If so, there could be a slowdown in Malaysia’s exports and a reduction in the current (trade) account surplus in the second half of the year onwards as well as a technical recession in 2023 as the US is a top market.

China could also be affected. The world second largest economy’s GDP projection for 2022 has been halved to 4.3% due to factors such as its strict Covid-19 lockdown measures. which means more pressure on the yuan, and therefore the ringgit.

“More downward pressure on the ringgit won’t necessarily boost our exports when the US goes into recession. It will hurt our imports more, making them more expensive. This would further hit our purchasing power which then would force the private sector and households to either even leverage (borrow) more which is highly unsustainable given the current debt levels, or cut back. With rising OPR in view, higher debts will quickly translate into non-performing loans and bankruptcies. Cutbacks will also lead to lower sales and purchases in the economy,” Loh explained.

Thus, Malaysia is set to head into choppy waters that could translate into some kind of a “perfect storm” due to the confluence of both external and domestic forces, with the latter impacted by the former.

Meanwhile, HELP University professor of economics and finance Professor Paolo Casadio opined: “A US real recession will affect Malaysian growth and further weaken investment, the most problematic aspect of this recovery. It is possible to expect a contraction on a quarterly based from two quarters (technical recession) to six or eight. GDP growth in 2022 can go near zero and in 2023 we could see also a full-year contraction of the US economy.

He said a longer, deeper and more disrupting effect on the Malaysian economy would happen in the second case when the destruction of wealth will be produced by the crisis in the stock market and the housing market.
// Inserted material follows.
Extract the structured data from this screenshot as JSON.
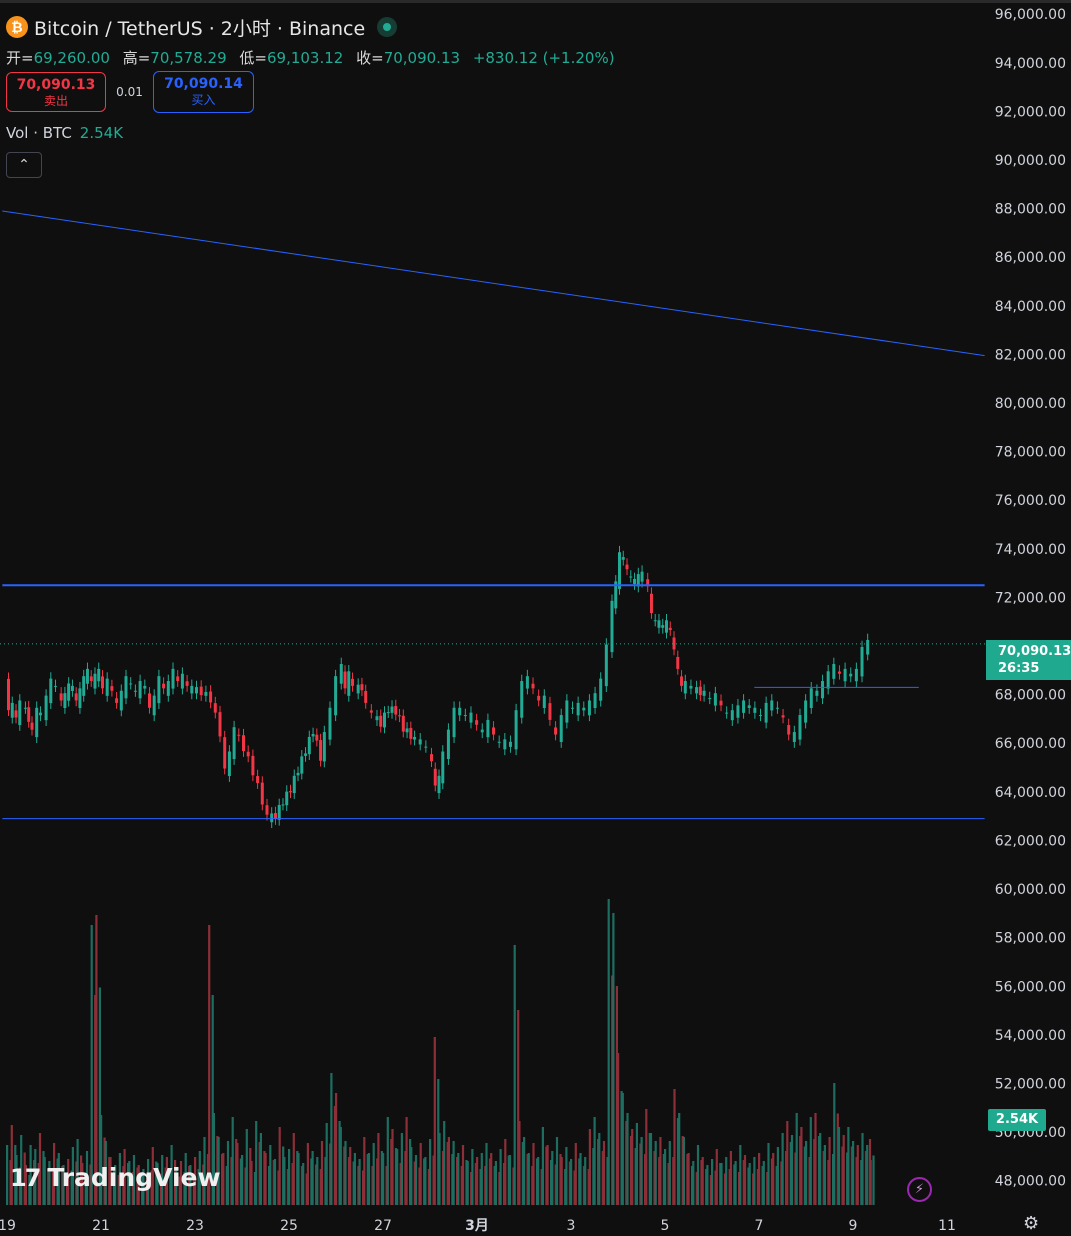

That crisis would be much more difficult to manage, implying a crisis in the whole international system based on the US dollar and the fiat money system.

“Pegging the dollar to gold is needed to avoid that perspective a reform of the international financial system a la Bretton Woods.

“Huge fiscal packages will manage the crisis but we will pay a tough bill later on. Anyway, in case of an international recession, there will be also international emergency support to the economies. I denominated the risky scenario the ‘catastrophe’ and I attached to it a 40% probability,” Casadio said.

Malaysia University of Science and Technology provost for research and innovation Geoffrey Williams thinks Malaysia should get through a recession if it is a technical one that is shallow. He suggested keeping the economy running with low-interest rates if Malaysia had to go through a “full-blown” recession.

“(Hence) then we will see a deeper contraction as demand falls, businesses struggling with revenue, higher debts, higher unemployment and falling living standards,” he said.

Williams said the most positive scenario is growth of around 5% in line with forecasts by the government, BNM and the World Bank. The assumption is that “everything will go smoothly” converging to a pre-pandemic scenario, which has a 10% probability.

“Our baseline scenario, to which we give a 50% probability, is positive overall but with some international factors suppressing growth in the global markets as has been signalled by the International Monetary Fund and others. Our growth forecast in the baseline scenario is for 3.5% growth in 2022 and 4.5% growth in 2023,” he said.